The interesting sociological question, of course, is whether this corrosive attitude toward access to human foibles for our amusement is something that we’ve been trained in (by, say, reality TV) or something that we implicitly require in societies. I know what I hope the answer is, but I really couldn’t say: Iâ€™d Like to Get Off the Stage Right Now
But in the field of damage control, the rapid shifts in access to every personal foible and ill-considered phrase of the rich and famous is the equivalent of flying without a net.
And the truth? The truth is a diminishing resource, easily bludgeoned by the facts.

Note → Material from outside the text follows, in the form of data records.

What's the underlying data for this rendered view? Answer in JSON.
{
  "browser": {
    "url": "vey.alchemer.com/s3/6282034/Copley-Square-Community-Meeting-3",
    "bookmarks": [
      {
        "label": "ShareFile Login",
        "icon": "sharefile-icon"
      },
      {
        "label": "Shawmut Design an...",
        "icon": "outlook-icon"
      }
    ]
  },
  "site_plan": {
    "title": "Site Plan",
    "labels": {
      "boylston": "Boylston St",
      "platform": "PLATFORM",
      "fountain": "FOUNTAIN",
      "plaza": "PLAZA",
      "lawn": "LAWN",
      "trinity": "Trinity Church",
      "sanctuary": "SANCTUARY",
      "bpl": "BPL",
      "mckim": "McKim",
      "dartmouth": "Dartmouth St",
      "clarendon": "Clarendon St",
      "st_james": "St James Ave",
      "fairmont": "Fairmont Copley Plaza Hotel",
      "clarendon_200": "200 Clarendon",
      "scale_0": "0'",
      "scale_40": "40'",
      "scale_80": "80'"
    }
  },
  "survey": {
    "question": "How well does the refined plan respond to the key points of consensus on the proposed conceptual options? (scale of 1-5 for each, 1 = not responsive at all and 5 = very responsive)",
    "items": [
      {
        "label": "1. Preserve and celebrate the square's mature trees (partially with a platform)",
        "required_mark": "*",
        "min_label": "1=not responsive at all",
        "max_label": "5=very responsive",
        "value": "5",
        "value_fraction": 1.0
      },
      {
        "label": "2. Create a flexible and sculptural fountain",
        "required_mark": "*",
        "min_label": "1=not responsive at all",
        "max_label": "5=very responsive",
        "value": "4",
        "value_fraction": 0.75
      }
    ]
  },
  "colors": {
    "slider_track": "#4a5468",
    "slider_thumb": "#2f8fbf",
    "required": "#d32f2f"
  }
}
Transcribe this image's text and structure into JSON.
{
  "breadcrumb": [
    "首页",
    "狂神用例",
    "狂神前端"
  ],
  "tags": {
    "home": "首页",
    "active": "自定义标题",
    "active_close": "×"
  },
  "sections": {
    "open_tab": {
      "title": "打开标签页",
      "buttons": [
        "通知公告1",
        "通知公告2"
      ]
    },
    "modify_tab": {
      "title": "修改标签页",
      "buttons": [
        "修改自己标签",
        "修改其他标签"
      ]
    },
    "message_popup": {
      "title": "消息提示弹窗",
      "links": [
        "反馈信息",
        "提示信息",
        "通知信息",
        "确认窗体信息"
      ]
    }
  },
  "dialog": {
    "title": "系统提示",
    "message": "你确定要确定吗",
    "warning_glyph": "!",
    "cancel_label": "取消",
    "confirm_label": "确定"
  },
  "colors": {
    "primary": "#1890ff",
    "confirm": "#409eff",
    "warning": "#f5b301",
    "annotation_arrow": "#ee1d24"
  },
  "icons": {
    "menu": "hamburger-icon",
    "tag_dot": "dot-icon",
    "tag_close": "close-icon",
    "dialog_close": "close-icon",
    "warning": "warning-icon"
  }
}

â€œYou can say, â€˜Be transparent,â€™ â€ said Mr. Mayer, the expert in crisis control, â€œbut youâ€™re seeing all these things ripped out of context, thatâ€™s the scary thing about it. There is the illusion when youâ€™re watching a video that youâ€™re seeing the whole truth. As anyone whoâ€™s followed court cases, or been in the news business knows, looking at different outtakes you get different realities. And this powerful illusion of reality is far more misleading than any distorted account.â€